* Exercise aim: What you return should match the records below exactly.

#### Stored data ####

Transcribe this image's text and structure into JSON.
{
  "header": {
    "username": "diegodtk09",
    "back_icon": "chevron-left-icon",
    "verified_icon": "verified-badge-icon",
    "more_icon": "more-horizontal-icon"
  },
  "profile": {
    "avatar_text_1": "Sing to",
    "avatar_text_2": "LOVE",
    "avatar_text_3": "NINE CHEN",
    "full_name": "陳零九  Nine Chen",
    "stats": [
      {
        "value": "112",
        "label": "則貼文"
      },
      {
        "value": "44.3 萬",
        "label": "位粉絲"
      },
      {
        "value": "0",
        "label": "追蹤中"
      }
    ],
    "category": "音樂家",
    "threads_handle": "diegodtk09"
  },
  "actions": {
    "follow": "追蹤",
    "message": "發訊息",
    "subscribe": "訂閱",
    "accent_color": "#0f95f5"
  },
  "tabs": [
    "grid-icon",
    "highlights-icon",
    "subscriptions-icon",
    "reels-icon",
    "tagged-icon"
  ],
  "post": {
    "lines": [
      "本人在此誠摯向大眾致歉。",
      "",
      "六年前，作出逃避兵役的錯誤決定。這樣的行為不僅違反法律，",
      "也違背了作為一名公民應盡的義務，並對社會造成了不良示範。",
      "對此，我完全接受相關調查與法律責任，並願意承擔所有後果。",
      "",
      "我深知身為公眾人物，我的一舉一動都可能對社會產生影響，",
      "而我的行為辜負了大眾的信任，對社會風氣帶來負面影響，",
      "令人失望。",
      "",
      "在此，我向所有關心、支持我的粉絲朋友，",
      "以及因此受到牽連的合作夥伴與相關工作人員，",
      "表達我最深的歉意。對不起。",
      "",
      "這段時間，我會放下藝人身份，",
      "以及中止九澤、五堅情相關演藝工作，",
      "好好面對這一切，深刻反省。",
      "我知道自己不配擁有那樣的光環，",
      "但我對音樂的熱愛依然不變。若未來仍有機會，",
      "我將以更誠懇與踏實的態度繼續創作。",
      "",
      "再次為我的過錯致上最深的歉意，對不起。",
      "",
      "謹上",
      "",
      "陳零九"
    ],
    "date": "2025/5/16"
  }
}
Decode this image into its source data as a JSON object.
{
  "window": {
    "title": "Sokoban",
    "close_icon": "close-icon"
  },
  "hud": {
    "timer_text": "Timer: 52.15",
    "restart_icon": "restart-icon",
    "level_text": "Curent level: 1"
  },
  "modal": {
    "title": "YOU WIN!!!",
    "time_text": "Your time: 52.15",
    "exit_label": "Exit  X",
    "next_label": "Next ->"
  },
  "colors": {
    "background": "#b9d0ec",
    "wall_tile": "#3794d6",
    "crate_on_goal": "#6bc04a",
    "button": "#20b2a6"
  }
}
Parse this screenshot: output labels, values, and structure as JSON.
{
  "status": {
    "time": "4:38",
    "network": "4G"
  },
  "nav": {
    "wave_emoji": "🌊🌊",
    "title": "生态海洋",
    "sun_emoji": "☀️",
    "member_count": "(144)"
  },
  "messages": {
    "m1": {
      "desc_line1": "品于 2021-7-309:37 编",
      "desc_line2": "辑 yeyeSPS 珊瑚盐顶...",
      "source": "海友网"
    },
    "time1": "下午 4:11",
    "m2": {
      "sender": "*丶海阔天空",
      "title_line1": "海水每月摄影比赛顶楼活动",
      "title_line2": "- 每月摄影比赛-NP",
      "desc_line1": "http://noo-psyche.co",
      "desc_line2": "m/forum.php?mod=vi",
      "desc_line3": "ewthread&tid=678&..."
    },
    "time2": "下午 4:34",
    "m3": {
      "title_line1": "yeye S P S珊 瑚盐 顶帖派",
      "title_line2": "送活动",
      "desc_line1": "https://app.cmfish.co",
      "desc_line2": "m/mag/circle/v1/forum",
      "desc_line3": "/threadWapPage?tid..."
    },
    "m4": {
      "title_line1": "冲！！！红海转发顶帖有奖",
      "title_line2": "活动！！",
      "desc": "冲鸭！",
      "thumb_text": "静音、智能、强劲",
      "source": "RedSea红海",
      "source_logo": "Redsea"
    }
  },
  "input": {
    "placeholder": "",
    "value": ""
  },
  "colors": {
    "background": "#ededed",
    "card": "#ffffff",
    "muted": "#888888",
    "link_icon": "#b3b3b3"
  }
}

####

* Task answer:
Transcribe this image's text and structure into JSON.
{
  "header": {
    "username": "diegodtk09",
    "back_icon": "chevron-left-icon",
    "verified_icon": "verified-badge-icon",
    "more_icon": "more-horizontal-icon"
  },
  "profile": {
    "avatar_text_1": "Sing to",
    "avatar_text_2": "LOVE",
    "avatar_text_3": "NINE CHEN",
    "full_name": "陳零九  Nine Chen",
    "stats": [
      {
        "value": "112",
        "label": "則貼文"
      },
      {
        "value": "44.3 萬",
        "label": "位粉絲"
      },
      {
        "value": "0",
        "label": "追蹤中"
      }
    ],
    "category": "音樂家",
    "threads_handle": "diegodtk09"
  },
  "actions": {
    "follow": "追蹤",
    "message": "發訊息",
    "subscribe": "訂閱",
    "accent_color": "#0f95f5"
  },
  "tabs": [
    "grid-icon",
    "highlights-icon",
    "subscriptions-icon",
    "reels-icon",
    "tagged-icon"
  ],
  "post": {
    "lines": [
      "本人在此誠摯向大眾致歉。",
      "",
      "六年前，作出逃避兵役的錯誤決定。這樣的行為不僅違反法律，",
      "也違背了作為一名公民應盡的義務，並對社會造成了不良示範。",
      "對此，我完全接受相關調查與法律責任，並願意承擔所有後果。",
      "",
      "我深知身為公眾人物，我的一舉一動都可能對社會產生影響，",
      "而我的行為辜負了大眾的信任，對社會風氣帶來負面影響，",
      "令人失望。",
      "",
      "在此，我向所有關心、支持我的粉絲朋友，",
      "以及因此受到牽連的合作夥伴與相關工作人員，",
      "表達我最深的歉意。對不起。",
      "",
      "這段時間，我會放下藝人身份，",
      "以及中止九澤、五堅情相關演藝工作，",
      "好好面對這一切，深刻反省。",
      "我知道自己不配擁有那樣的光環，",
      "但我對音樂的熱愛依然不變。若未來仍有機會，",
      "我將以更誠懇與踏實的態度繼續創作。",
      "",
      "再次為我的過錯致上最深的歉意，對不起。",
      "",
      "謹上",
      "",
      "陳零九"
    ],
    "date": "2025/5/16"
  }
}
Decode this image into its source data as a JSON object.
{
  "window": {
    "title": "Sokoban",
    "close_icon": "close-icon"
  },
  "hud": {
    "timer_text": "Timer: 52.15",
    "restart_icon": "restart-icon",
    "level_text": "Curent level: 1"
  },
  "modal": {
    "title": "YOU WIN!!!",
    "time_text": "Your time: 52.15",
    "exit_label": "Exit  X",
    "next_label": "Next ->"
  },
  "colors": {
    "background": "#b9d0ec",
    "wall_tile": "#3794d6",
    "crate_on_goal": "#6bc04a",
    "button": "#20b2a6"
  }
}
Parse this screenshot: output labels, values, and structure as JSON.
{
  "status": {
    "time": "4:38",
    "network": "4G"
  },
  "nav": {
    "wave_emoji": "🌊🌊",
    "title": "生态海洋",
    "sun_emoji": "☀️",
    "member_count": "(144)"
  },
  "messages": {
    "m1": {
      "desc_line1": "品于 2021-7-309:37 编",
      "desc_line2": "辑 yeyeSPS 珊瑚盐顶...",
      "source": "海友网"
    },
    "time1": "下午 4:11",
    "m2": {
      "sender": "*丶海阔天空",
      "title_line1": "海水每月摄影比赛顶楼活动",
      "title_line2": "- 每月摄影比赛-NP",
      "desc_line1": "http://noo-psyche.co",
      "desc_line2": "m/forum.php?mod=vi",
      "desc_line3": "ewthread&tid=678&..."
    },
    "time2": "下午 4:34",
    "m3": {
      "title_line1": "yeye S P S珊 瑚盐 顶帖派",
      "title_line2": "送活动",
      "desc_line1": "https://app.cmfish.co",
      "desc_line2": "m/mag/circle/v1/forum",
      "desc_line3": "/threadWapPage?tid..."
    },
    "m4": {
      "title_line1": "冲！！！红海转发顶帖有奖",
      "title_line2": "活动！！",
      "desc": "冲鸭！",
      "thumb_text": "静音、智能、强劲",
      "source": "RedSea红海",
      "source_logo": "Redsea"
    }
  },
  "input": {
    "placeholder": "",
    "value": ""
  },
  "colors": {
    "background": "#ededed",
    "card": "#ffffff",
    "muted": "#888888",
    "link_icon": "#b3b3b3"
  }
}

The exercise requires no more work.